The targeted approach, however, is slower than the one in neighboring Connecticut, which has opened more “mass-vaccination” sites where eligible residents can sign up and get inoculated on a first-come-first-served basis. In Massachusetts, the state is using facilities such as Gillette Stadium as mass-vaccination sites, and Rhode Island plans to open two next week.
As of Wednesday, Rhode Island had administered nearly 60% of the doses it had received from the federal government, the lowest rate across all states, according to data from the U.S. Centers for Disease Control and Prevention.
By comparison, Massachusetts had administered 65% of its doses, Connecticut had administered 69%, and other states were much higher, with Utah having used upwards of 95% of its doses.
At the same time, only about 25% of all vaccine doses administered in Rhode Island have gone into the arms of adults ages 60 and up, spurring frustration among older residents whose cohort accounts for the vast majority of COVID-19 deaths in Rhode Island and who are anxiously awaiting vaccines.
It’s too early to say definitively which strategy might prove the most effective in terms of successfully tamping down future deaths, hospitalizations and infections. Top health officials in Rhode Island say they are optimistic about the state’s coronavirus trends in recent weeks, despite the deaths of 426 people with the virus so far this year.
Health care workers, for instance, were the first group of people to receive vaccines, and weekly infections among that group have since tumbled about 70%, according to a Health Department presentation Thursday.
“Our strategy right now is working,” McDonald said Thursday.
McDonald also pointed to a decline in infections reported at nursing homes, where residents and staff were offered the vaccine next after hospital workers. He said reaching the most vulnerable populations first will help the state protect against future infection, especially amid the spread of highly contagious and possibly more deadly variants from the U.K. and South Africa.
“We know that a new COVID variant is going to come to Rhode Island. It’s inevitable,” McDonald told Target 12. “We need to drive down these infections and protect our high-risk people.”
How much the vaccines are directly contributing to the recent declines is tough to discern, as Rhode Island had already started to see decreases even before much of the vaccine had been administered. But there are signs that Rhode Island is seeing a more rapid decline in its targeted areas, and overall has fared better than other states so far in 2021.
For example, weekly infections in nursing homes have declined 58% since the start of the year, to about 105 cases last week, according to a Target 12 analysis of Health Department data. In Central Falls, where nearly half of the city’s 20,000 residents have received at least one dose of vaccine, the weekly infection rate has declined about 70% in 2021.
Statewide, weekly infections have declined 56% during that same time period.
Meanwhile, the number of COVID-19 patients currently in the hospital in Rhode Island has declined 47% to 238 people.

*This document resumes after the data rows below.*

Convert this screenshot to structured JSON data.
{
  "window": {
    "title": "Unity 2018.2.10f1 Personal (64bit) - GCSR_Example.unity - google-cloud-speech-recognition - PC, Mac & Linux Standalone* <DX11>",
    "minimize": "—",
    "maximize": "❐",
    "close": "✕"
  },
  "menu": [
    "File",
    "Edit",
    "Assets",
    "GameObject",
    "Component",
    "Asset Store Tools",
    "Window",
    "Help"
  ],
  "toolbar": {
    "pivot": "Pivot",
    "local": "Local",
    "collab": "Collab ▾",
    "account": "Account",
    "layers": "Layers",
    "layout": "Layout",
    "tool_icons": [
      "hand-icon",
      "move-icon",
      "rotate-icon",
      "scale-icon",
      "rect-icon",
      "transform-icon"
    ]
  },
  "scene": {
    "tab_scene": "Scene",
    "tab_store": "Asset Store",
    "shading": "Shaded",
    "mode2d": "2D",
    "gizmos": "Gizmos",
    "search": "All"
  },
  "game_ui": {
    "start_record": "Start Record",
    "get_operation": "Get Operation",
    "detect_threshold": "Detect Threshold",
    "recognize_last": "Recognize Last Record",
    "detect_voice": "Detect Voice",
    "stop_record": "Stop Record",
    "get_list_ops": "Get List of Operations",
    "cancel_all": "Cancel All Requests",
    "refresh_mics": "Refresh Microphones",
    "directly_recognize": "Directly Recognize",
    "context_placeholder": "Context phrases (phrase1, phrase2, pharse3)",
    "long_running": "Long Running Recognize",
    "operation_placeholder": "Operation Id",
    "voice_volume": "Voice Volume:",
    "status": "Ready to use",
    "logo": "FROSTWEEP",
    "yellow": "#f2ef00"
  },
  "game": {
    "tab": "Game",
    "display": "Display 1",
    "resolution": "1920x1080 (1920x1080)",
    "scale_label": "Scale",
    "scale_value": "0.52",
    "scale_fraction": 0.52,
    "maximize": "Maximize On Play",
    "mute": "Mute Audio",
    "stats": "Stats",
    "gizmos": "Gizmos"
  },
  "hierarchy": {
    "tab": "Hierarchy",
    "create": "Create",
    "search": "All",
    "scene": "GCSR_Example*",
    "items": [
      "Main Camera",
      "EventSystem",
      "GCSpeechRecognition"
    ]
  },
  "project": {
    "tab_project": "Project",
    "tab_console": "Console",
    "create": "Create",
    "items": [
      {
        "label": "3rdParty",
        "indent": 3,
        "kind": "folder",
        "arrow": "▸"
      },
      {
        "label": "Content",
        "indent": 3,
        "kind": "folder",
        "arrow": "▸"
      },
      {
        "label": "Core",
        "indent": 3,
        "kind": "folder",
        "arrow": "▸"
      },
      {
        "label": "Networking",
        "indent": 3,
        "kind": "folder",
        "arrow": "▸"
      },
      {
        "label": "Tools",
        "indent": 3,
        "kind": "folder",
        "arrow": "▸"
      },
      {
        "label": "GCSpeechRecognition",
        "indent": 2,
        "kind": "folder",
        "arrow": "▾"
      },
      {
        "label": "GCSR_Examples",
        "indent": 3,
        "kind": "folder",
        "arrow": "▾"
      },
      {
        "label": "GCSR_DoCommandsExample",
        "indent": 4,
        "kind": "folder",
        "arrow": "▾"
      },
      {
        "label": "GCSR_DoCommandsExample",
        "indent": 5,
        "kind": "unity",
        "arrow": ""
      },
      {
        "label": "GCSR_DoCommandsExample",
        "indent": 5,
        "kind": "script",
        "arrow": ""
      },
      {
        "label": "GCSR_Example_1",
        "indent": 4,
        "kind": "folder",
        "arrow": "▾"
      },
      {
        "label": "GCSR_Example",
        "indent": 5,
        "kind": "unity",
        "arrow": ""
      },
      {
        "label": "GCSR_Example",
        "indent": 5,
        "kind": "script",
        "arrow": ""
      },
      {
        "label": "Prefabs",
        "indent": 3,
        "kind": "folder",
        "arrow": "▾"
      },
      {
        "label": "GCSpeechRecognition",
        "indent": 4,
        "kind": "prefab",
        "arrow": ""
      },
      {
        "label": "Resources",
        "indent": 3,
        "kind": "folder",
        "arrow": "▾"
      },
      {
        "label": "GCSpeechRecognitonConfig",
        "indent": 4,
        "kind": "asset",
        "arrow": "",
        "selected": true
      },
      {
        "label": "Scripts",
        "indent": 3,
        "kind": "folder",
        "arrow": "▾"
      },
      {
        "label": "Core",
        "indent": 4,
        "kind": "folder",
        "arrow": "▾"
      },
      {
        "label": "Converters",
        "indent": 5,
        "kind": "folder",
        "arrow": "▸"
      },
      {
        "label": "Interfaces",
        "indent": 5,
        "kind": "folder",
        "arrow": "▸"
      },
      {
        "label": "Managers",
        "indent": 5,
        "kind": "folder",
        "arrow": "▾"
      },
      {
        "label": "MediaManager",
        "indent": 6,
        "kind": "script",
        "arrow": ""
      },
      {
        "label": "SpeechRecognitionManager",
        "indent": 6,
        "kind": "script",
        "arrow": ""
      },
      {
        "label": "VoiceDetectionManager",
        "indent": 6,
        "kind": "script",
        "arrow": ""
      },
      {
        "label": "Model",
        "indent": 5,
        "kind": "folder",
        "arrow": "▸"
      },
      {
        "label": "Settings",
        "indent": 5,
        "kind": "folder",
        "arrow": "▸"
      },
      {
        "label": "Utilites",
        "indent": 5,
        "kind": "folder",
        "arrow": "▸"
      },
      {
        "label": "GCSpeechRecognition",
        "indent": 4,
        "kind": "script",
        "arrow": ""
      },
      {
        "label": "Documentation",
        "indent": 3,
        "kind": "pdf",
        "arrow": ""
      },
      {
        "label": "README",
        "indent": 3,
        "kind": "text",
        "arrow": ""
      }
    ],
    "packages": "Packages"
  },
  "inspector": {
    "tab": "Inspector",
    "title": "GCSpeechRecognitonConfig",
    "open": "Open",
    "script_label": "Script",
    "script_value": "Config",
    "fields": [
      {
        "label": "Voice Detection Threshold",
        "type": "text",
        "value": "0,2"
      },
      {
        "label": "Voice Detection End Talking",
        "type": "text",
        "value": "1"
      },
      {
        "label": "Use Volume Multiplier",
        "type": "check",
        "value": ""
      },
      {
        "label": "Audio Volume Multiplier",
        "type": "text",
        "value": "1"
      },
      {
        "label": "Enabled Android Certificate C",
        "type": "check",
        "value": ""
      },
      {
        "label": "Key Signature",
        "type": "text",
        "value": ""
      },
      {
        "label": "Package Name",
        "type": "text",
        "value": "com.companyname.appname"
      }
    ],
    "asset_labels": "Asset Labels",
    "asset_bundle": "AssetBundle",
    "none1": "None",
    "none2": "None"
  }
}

In Massachusetts, hospitalizations fell 40% to 1,358 people, while in Connecticut the number only declined 27% to 770 people during that same time period, according state health agencies.
Nationwide, the COVID Tracking Project reports hospitalizations on average have declined 35% across all states since the New Year, while falling about 26% in the Northeast region.
McDonald said the overall trends in Rhode Island are encouraging and he’s optimistic that the state will be able to get shots into arms more efficiently in the coming weeks, especially once the mass-vaccination sites open.
Federal health officials, including Dr. Anthony Fauci, have indicated that COVID-19 vaccines should become more readily available to anyone who wants one by April. On Thursday, Fauci said at that point it could become “open season” for vaccines.
Asked what grade Harvard might give Rhode Island in 30 days, McDonald dismissed the rankings, saying “what people are focusing on is perhaps not the right thing.”
“Report cards are report cards,” he said. “I’m far more interested in protecting my Rhode Islanders than I am in satisfying someone’s report card.”